The relationship that a lot of people have with their fear is more mortal and visceral than one might initially expect. It can be as crippling as it can be destructive, and the relationship that many of us have with that fear is not what one would categorize as anything close approaching “healthy”.
To have the courage to say “I am afraid”, even when it doesn’t seem that the notion really fits the situation, can sometimes tip the scales the right direction. Telling your boss, your coworker, your spouse, your client, or even your children that you are afraid can show you the best and worst parts of yourself.
I’m afraid all the time.
- Afraid of not being accepted
- Afraid of failure
- Afraid of letting people down
- Afraid of being weak (either in perception or in reality)
- Afraid of other people’s opinions
- Afraid of myself
If anything, these things tell me that I am actually stronger than most people would think. I care (sometimes more than they know), I am physically and mentally fit, and I often find that I scrutinize my own actions more deeply and well before I begin to do the same for others.

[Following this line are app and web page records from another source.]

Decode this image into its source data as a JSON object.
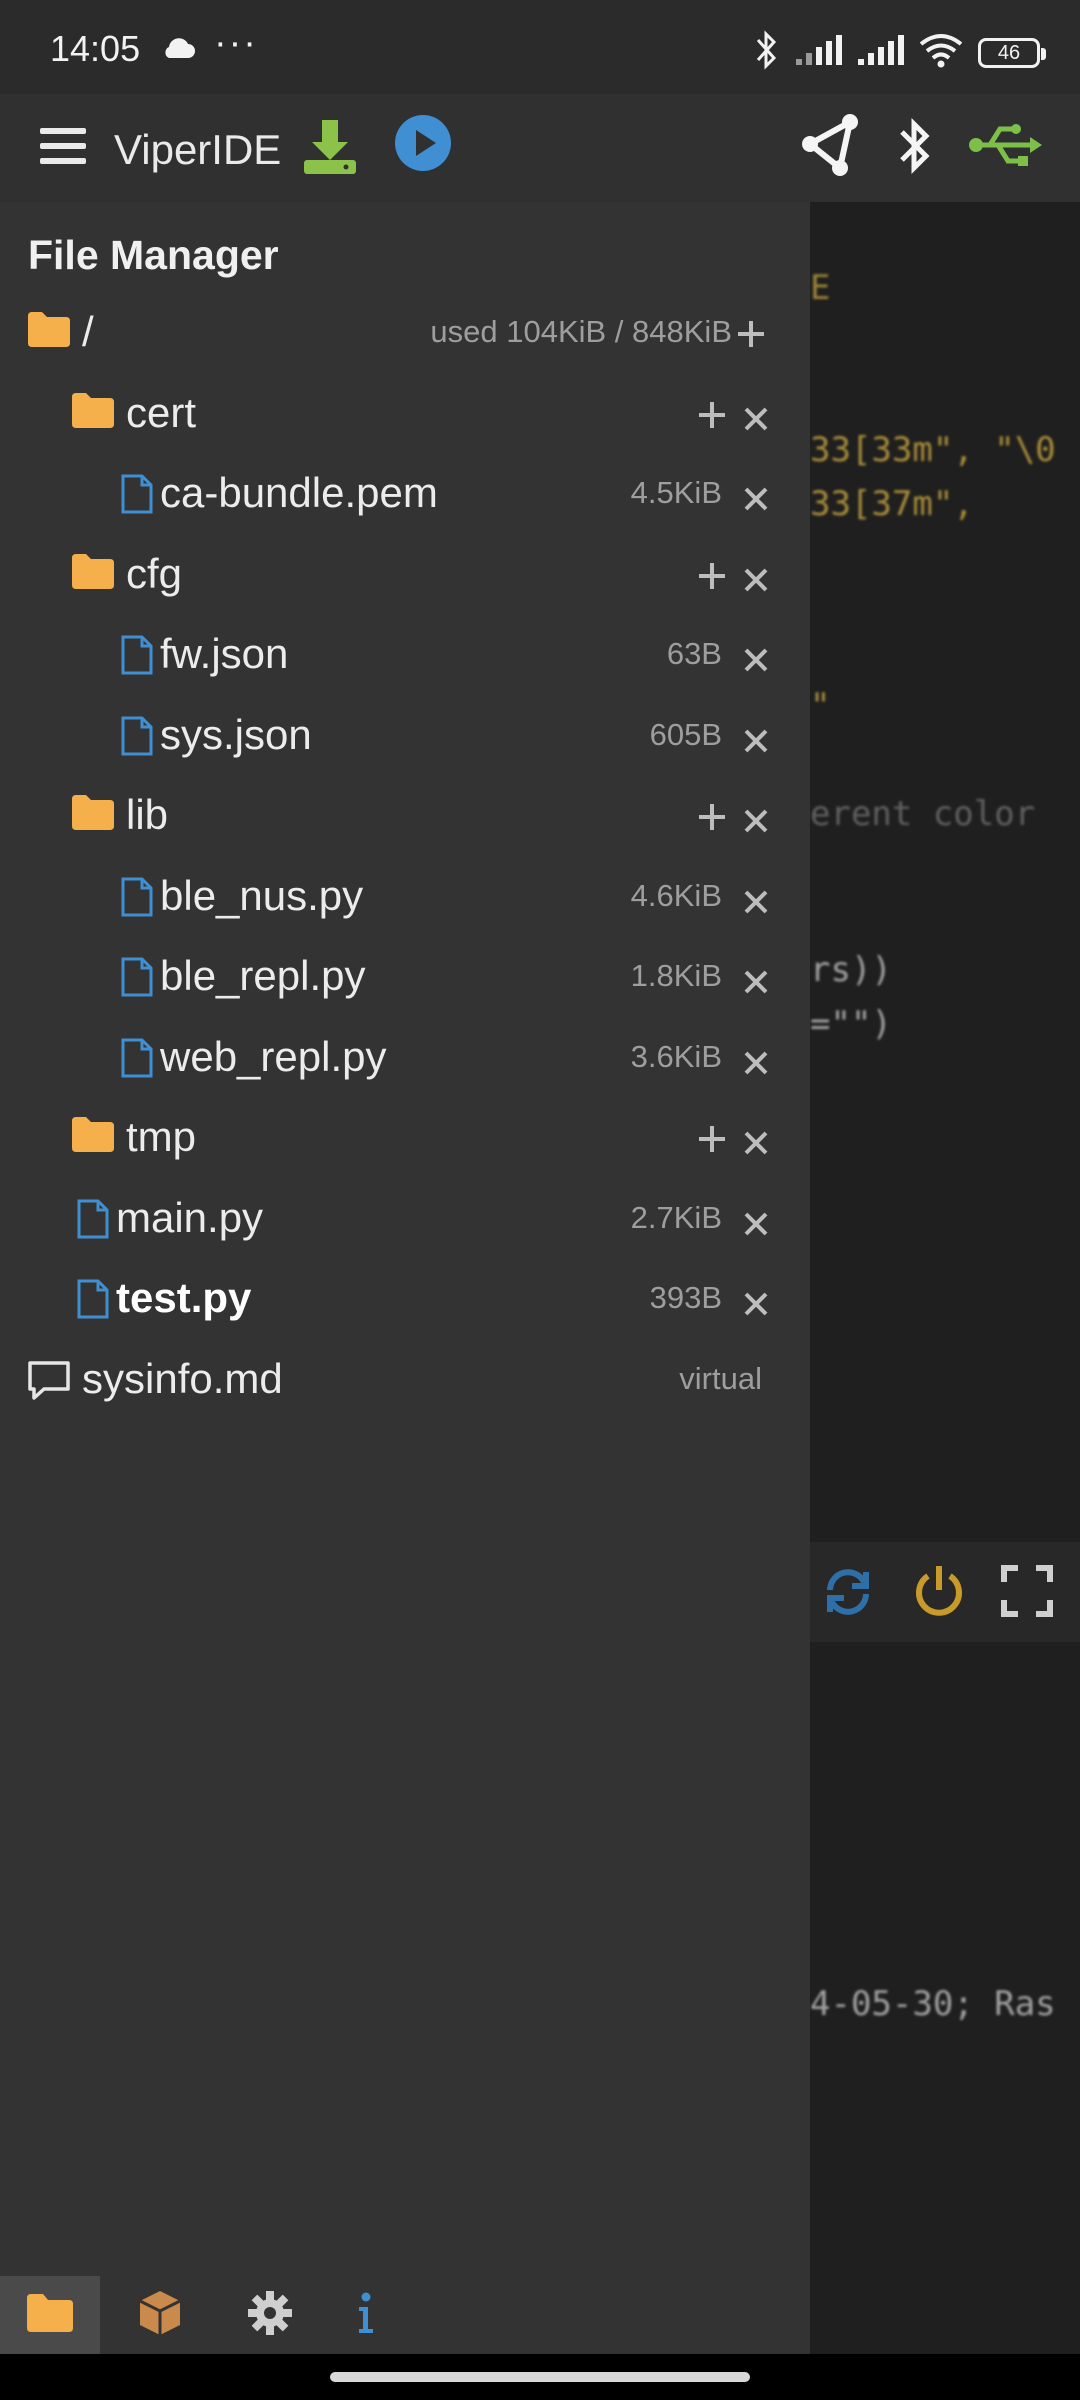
{
  "status_bar": {
    "time": "14:05",
    "dots": "···",
    "battery": "46",
    "icons": [
      "cloud-icon",
      "bluetooth-icon",
      "signal-icon",
      "signal-icon",
      "wifi-icon",
      "battery-icon"
    ]
  },
  "header": {
    "title": "ViperIDE",
    "icons": [
      "menu-icon",
      "download-icon",
      "run-icon",
      "network-icon",
      "bluetooth-icon",
      "usb-icon"
    ],
    "colors": {
      "download": "#8bc34a",
      "run": "#3f8fd2",
      "usb": "#7cc04a"
    }
  },
  "file_manager": {
    "title": "File Manager",
    "root": {
      "name": "/",
      "meta": "used 104KiB / 848KiB"
    },
    "items": [
      {
        "name": "cert",
        "type": "folder",
        "meta": ""
      },
      {
        "name": "ca-bundle.pem",
        "type": "file",
        "meta": "4.5KiB"
      },
      {
        "name": "cfg",
        "type": "folder",
        "meta": ""
      },
      {
        "name": "fw.json",
        "type": "file",
        "meta": "63B"
      },
      {
        "name": "sys.json",
        "type": "file",
        "meta": "605B"
      },
      {
        "name": "lib",
        "type": "folder",
        "meta": ""
      },
      {
        "name": "ble_nus.py",
        "type": "file",
        "meta": "4.6KiB"
      },
      {
        "name": "ble_repl.py",
        "type": "file",
        "meta": "1.8KiB"
      },
      {
        "name": "web_repl.py",
        "type": "file",
        "meta": "3.6KiB"
      },
      {
        "name": "tmp",
        "type": "folder",
        "meta": ""
      },
      {
        "name": "main.py",
        "type": "file",
        "meta": "2.7KiB"
      },
      {
        "name": "test.py",
        "type": "file",
        "meta": "393B",
        "active": true
      },
      {
        "name": "sysinfo.md",
        "type": "virtual",
        "meta": "virtual"
      }
    ],
    "colors": {
      "folder": "#f5b04c",
      "file": "#3f8fd2"
    }
  },
  "editor": {
    "code_lines": [
      "E",
      "33[33m\", \"\\0",
      "33[37m\",",
      "\"",
      "erent color",
      "rs))",
      "=\"\")",
      "4-05-30; Ras"
    ],
    "toolbar_icons": [
      "refresh-icon",
      "power-icon",
      "fullscreen-icon"
    ]
  },
  "bottom_tabs": [
    "folder-icon",
    "package-icon",
    "settings-icon",
    "info-icon"
  ]
}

When we fail to recognize fear for what it is and welcome it into our conscious lives, we permit the creation of a dangerous aberration. If anything, fear should be welcomed into our waking lives like an old friend and given all the considerations we would give the people we care about most. Fear can be a powerful teacher and a way to look deeper into ourselves and find our story, our Truth.
If we were honest about our fear, and less afraid of talking about it with others, maybe we wouldn’t need to spend over a trillion US Dollars a year on lethal objects. Maybe instead we could talk about the fear we experience every day in our waking lives: the fears and needs of over a quarter-million homeless people on the streets of the US, the fears and dreams of the documented and undocumented youth of the world, and perhaps even the fears, hopes, and wisdom of the last of the Greatest Generation as they leave us.
If we were honest about our fear, we would be wise indeed to listen.